Catherine Ndungu-Case, president and CEO of the Cheza Nami Foundation
Catherine Ndungu-Case, Cultural Ambassador
Who: Catherine Ndungu-Case, president and CEO of the Cheza Nami Foundation (www.chezanami.org).
What: A nonprofit organization that seeks to promote understanding and appreciation of African culture through music, dance, art, and play.
When: After the birth of her twins, Ndungu-Case began searching for resources to help teach her kids Swahili, the language of her native Kenya. What she had hoped to find was something similar to baby sign language classes, which use flash cards and interactive play to teach babies how to sign. She came up empty-handed. Undeterred,

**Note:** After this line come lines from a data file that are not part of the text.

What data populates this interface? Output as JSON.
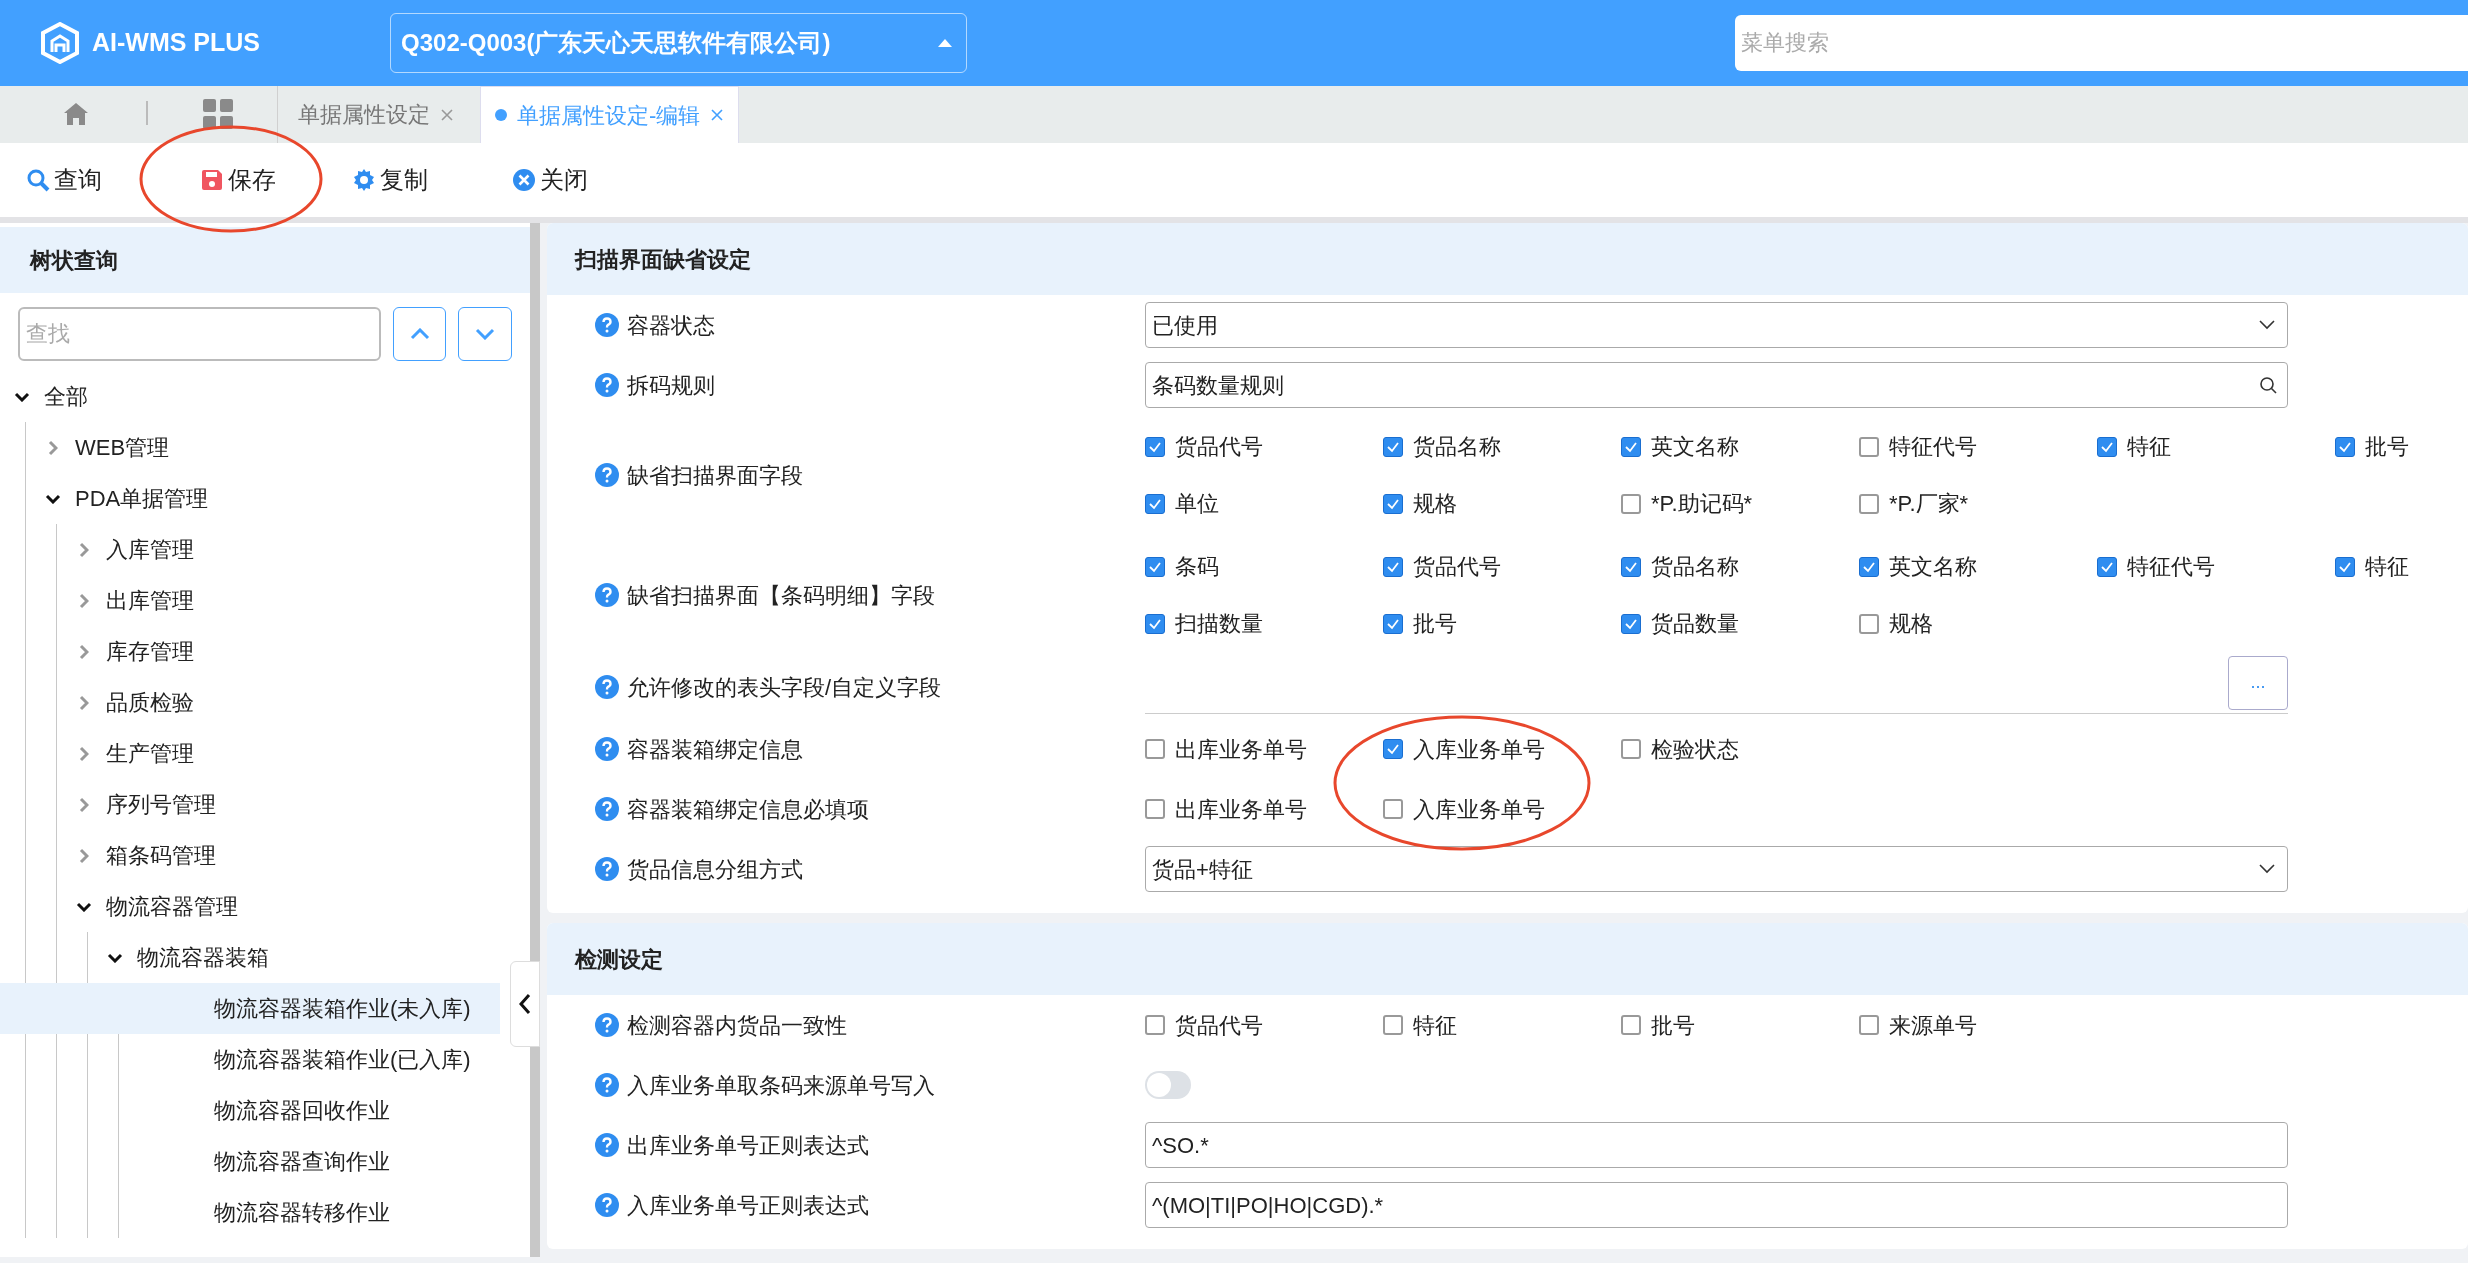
{
  "header": {
    "app_name": "AI-WMS PLUS",
    "company": "Q302-Q003(广东天心天思软件有限公司)",
    "search": {
      "placeholder": "菜单搜索"
    }
  },
  "tabs": [
    {
      "label": "单据属性设定",
      "selected": false
    },
    {
      "label": "单据属性设定-编辑",
      "selected": true
    }
  ],
  "toolbar": [
    {
      "kind": "search",
      "label": "查询"
    },
    {
      "kind": "save",
      "label": "保存"
    },
    {
      "kind": "copy",
      "label": "复制"
    },
    {
      "kind": "close",
      "label": "关闭"
    }
  ],
  "tree_panel": {
    "title": "树状查询",
    "search": {
      "placeholder": "查找"
    },
    "items": [
      {
        "label": "全部",
        "expanded": true,
        "selected": false,
        "children": [
          {
            "label": "WEB管理",
            "expanded": false,
            "selected": false
          },
          {
            "label": "PDA单据管理",
            "expanded": true,
            "selected": false,
            "children": [
              {
                "label": "入库管理",
                "expanded": false,
                "selected": false
              },
              {
                "label": "出库管理",
                "expanded": false,
                "selected": false
              },
              {
                "label": "库存管理",
                "expanded": false,
                "selected": false
              },
              {
                "label": "品质检验",
                "expanded": false,
                "selected": false
              },
              {
                "label": "生产管理",
                "expanded": false,
                "selected": false
              },
              {
                "label": "序列号管理",
                "expanded": false,
                "selected": false
              },
              {
                "label": "箱条码管理",
                "expanded": false,
                "selected": false
              },
              {
                "label": "物流容器管理",
                "expanded": true,
                "selected": false,
                "children": [
                  {
                    "label": "物流容器装箱",
                    "expanded": true,
                    "selected": false,
                    "children": [
                      {
                        "label": "物流容器装箱作业(未入库)",
                        "selected": true
                      },
                      {
                        "label": "物流容器装箱作业(已入库)",
                        "selected": false
                      },
                      {
                        "label": "物流容器回收作业",
                        "selected": false
                      },
                      {
                        "label": "物流容器查询作业",
                        "selected": false
                      },
                      {
                        "label": "物流容器转移作业",
                        "selected": false
                      }
                    ]
                  }
                ]
              }
            ]
          }
        ]
      }
    ]
  },
  "sections": [
    {
      "title": "扫描界面缺省设定",
      "rows": [
        {
          "kind": "select",
          "label": "容器状态",
          "value": "已使用"
        },
        {
          "kind": "lookup",
          "label": "拆码规则",
          "value": "条码数量规则"
        },
        {
          "kind": "checks",
          "label": "缺省扫描界面字段",
          "options": [
            {
              "label": "货品代号",
              "checked": true
            },
            {
              "label": "货品名称",
              "checked": true
            },
            {
              "label": "英文名称",
              "checked": true
            },
            {
              "label": "特征代号",
              "checked": false
            },
            {
              "label": "特征",
              "checked": true
            },
            {
              "label": "批号",
              "checked": true
            },
            {
              "label": "单位",
              "checked": true
            },
            {
              "label": "规格",
              "checked": true
            },
            {
              "label": "*P.助记码*",
              "checked": false
            },
            {
              "label": "*P.厂家*",
              "checked": false
            }
          ]
        },
        {
          "kind": "checks",
          "label": "缺省扫描界面【条码明细】字段",
          "options": [
            {
              "label": "条码",
              "checked": true
            },
            {
              "label": "货品代号",
              "checked": true
            },
            {
              "label": "货品名称",
              "checked": true
            },
            {
              "label": "英文名称",
              "checked": true
            },
            {
              "label": "特征代号",
              "checked": true
            },
            {
              "label": "特征",
              "checked": true
            },
            {
              "label": "扫描数量",
              "checked": true
            },
            {
              "label": "批号",
              "checked": true
            },
            {
              "label": "货品数量",
              "checked": true
            },
            {
              "label": "规格",
              "checked": false
            }
          ]
        },
        {
          "kind": "picker",
          "label": "允许修改的表头字段/自定义字段",
          "button": "..."
        },
        {
          "kind": "checks",
          "label": "容器装箱绑定信息",
          "options": [
            {
              "label": "出库业务单号",
              "checked": false
            },
            {
              "label": "入库业务单号",
              "checked": true
            },
            {
              "label": "检验状态",
              "checked": false
            }
          ]
        },
        {
          "kind": "checks",
          "label": "容器装箱绑定信息必填项",
          "options": [
            {
              "label": "出库业务单号",
              "checked": false
            },
            {
              "label": "入库业务单号",
              "checked": false
            }
          ]
        },
        {
          "kind": "select",
          "label": "货品信息分组方式",
          "value": "货品+特征"
        }
      ]
    },
    {
      "title": "检测设定",
      "rows": [
        {
          "kind": "checks",
          "label": "检测容器内货品一致性",
          "options": [
            {
              "label": "货品代号",
              "checked": false
            },
            {
              "label": "特征",
              "checked": false
            },
            {
              "label": "批号",
              "checked": false
            },
            {
              "label": "来源单号",
              "checked": false
            }
          ]
        },
        {
          "kind": "toggle",
          "label": "入库业务单取条码来源单号写入",
          "on": false
        },
        {
          "kind": "text",
          "label": "出库业务单号正则表达式",
          "value": "^SO.*"
        },
        {
          "kind": "text",
          "label": "入库业务单号正则表达式",
          "value": "^(MO|TI|PO|HO|CGD).*"
        }
      ]
    }
  ]
}
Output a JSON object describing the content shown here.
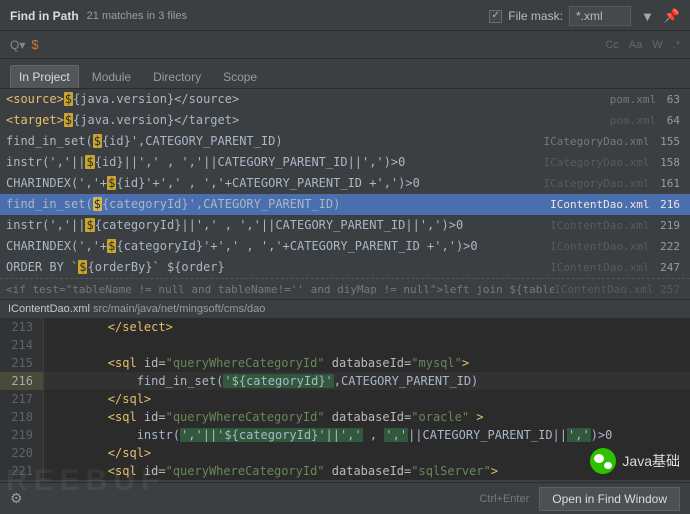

she started designing activities to do with her kids at home and, in 2011, founded Cheza Nami, which means “come play with me” in Swahili.
Where: Cheza Nami operates all over the Bay Area. A free community program is held at the Bothwell Arts Center in Livermore, and there is a six-week session every quarter at Mothership HackerMoms in Berkeley. Cheza Nami also conducts private programs in elementary schools, summer camps, and senior centers, and presents programs for corporations and at teacher training centers.
Why: “There are some really awesome qualities about African culture that I want to share,” says Ndungu-Case. Among those qualities is a strong sense of community. “My dream is for Cheza Nami to grow into a collective of artists—people who want to be a part of African culture and who want to share it with others.”
How: Cheza Nami’s educational programs are meant to be interactive. Participants may take part in a drum circle, sing songs in Swahili, and learn traditional dances. There is also a Mommy and Me program, where
parents and children sing, dance, play games, and listen to African-themed stories.